— PROBLEM DESCRIPTION —
For this exercise, write out every entry exactly and leave the pictures out.

— EXERCISE DATA —

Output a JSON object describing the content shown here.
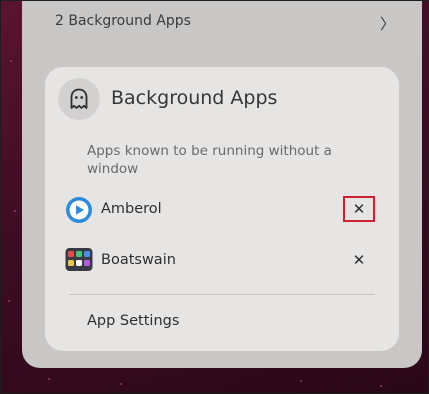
{
  "quick_settings": {
    "background_apps_summary": "2 Background Apps",
    "chevron": "〉"
  },
  "popover": {
    "title": "Background Apps",
    "description": "Apps known to be running without a window",
    "apps": [
      {
        "name": "Amberol",
        "icon": "amberol-icon",
        "close": "✕"
      },
      {
        "name": "Boatswain",
        "icon": "boatswain-icon",
        "close": "✕"
      }
    ],
    "settings_label": "App Settings"
  },
  "colors": {
    "accent_focus": "#d11f2f",
    "amberol_blue": "#2a8ae0",
    "card_bg": "#e6e5e4"
  }
}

— EXERCISE RESPONSE —
Output a JSON object describing the content shown here.
{
  "quick_settings": {
    "background_apps_summary": "2 Background Apps",
    "chevron": "〉"
  },
  "popover": {
    "title": "Background Apps",
    "description": "Apps known to be running without a window",
    "apps": [
      {
        "name": "Amberol",
        "icon": "amberol-icon",
        "close": "✕"
      },
      {
        "name": "Boatswain",
        "icon": "boatswain-icon",
        "close": "✕"
      }
    ],
    "settings_label": "App Settings"
  },
  "colors": {
    "accent_focus": "#d11f2f",
    "amberol_blue": "#2a8ae0",
    "card_bg": "#e6e5e4"
  }
}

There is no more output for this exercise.